Opinion pieces can be difficult as well, especially when the author has a strong opinion they want to express. It’s easy to cross the line when writing an opinion piece on something you really care about and then your tone could easily turn from civil to more vicious. This would be an immediate turn off to your readers and it may make them feel like the author is yelling at them. If they, your readers, agree with your opinion though, it may just make them feel stronger about said opinion.

The magazine article, out of the 3, is the most useful because it brings to light whatever issue you want to discuss but also looks at it from all of the angles. Not only that, but you can take a specific angle with it and maybe show the readers something they hadn’t thought of before. All three articles discuss sexism among sports fans in one way or another, but the magazine article takes a different angle (looking at the way sports are marketed to female fans) an yet still brings the issue of sexism in sports to light.

Testing, 1, 2, 3…

“Some things are hard to write about. After something happens to you, you go to write it down, and either you over dramatize it or underplay it, exaggerate the wrong parts or ignore the important ones. At any rate, you never write it quite the way you want to.” –Sylvia Plath

Hello, internet.

I guess we should start with the basics. I’m 20 and a junior at California University of PA. I’m a creative writing major, and if all goes as planned, I’ll be graduating next spring. Some days I know exactly what I want to do in the future and other days I have absolutely no clue what I’m going to do when I have to go out into the “real world.” Depends on the day of the week, really. I love a good game of hockey, a nice soundtrack, and a book that makes me want to read it all in one sitting.
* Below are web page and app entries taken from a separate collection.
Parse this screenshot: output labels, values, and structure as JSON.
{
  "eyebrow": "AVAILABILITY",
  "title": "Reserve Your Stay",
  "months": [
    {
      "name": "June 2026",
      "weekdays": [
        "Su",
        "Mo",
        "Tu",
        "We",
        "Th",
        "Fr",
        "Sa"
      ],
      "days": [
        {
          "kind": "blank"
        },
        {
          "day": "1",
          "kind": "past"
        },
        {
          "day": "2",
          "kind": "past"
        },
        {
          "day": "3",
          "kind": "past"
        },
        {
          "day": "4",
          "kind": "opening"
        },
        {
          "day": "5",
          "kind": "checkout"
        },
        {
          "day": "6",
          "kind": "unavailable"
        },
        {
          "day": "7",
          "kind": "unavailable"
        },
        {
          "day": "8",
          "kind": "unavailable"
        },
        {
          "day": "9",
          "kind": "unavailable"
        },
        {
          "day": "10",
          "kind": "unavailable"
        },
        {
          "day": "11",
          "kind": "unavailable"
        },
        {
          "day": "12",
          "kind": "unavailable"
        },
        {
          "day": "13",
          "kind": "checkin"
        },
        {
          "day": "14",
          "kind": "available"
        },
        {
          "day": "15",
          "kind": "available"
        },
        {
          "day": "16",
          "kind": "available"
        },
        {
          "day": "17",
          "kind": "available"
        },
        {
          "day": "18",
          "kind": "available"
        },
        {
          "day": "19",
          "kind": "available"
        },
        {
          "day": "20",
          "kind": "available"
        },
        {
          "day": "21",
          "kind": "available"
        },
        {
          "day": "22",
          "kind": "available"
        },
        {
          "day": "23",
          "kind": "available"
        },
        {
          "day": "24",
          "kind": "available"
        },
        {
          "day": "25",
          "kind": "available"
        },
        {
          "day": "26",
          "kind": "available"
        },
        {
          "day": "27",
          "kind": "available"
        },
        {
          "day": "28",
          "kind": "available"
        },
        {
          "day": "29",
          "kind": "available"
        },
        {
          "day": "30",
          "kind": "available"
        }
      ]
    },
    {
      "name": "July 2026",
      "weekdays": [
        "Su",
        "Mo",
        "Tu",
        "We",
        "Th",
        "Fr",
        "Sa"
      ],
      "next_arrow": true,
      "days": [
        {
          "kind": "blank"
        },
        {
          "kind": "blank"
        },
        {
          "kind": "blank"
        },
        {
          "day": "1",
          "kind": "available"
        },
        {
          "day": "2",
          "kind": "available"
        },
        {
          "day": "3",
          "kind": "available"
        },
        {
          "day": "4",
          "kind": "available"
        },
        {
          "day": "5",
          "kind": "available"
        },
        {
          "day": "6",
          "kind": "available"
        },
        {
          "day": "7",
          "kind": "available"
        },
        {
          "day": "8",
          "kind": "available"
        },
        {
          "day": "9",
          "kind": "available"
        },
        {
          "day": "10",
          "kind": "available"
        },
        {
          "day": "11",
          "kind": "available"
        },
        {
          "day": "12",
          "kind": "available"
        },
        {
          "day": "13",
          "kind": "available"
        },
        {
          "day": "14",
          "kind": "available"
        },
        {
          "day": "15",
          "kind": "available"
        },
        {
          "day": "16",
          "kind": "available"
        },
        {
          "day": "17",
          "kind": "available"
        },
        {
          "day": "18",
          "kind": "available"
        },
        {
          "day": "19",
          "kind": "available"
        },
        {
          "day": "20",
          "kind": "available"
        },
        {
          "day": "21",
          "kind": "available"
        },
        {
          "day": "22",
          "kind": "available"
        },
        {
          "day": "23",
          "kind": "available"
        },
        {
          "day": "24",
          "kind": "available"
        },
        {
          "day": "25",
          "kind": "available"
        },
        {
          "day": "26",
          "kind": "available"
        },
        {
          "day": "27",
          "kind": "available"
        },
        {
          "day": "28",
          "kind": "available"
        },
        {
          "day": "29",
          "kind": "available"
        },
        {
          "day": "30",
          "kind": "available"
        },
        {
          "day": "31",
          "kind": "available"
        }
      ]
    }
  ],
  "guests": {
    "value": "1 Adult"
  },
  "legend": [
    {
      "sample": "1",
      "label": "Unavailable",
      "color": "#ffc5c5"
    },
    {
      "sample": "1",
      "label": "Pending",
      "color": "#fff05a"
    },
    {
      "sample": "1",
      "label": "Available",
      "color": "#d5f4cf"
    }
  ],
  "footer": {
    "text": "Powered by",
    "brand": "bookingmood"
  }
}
That being said, this blog is going to focus on the things I love and want to talk about. One day, I may have a huge win/loss to talk about in the world of hockey, or maybe there’s a new song or musician I can’t stop listening to. This blog is going to have a lot of strong opinions that I’m not going to be afraid to express, but I hope to do so in a respectful way. And hey, if absolutely nothing else, I’ll throw in a few pictures of my new pup, Murphy.

Murph Cute, right? I’m pretty fond of him.

Anyways, hey! Hi! Hello! This is my blog, and I hope you enjoy.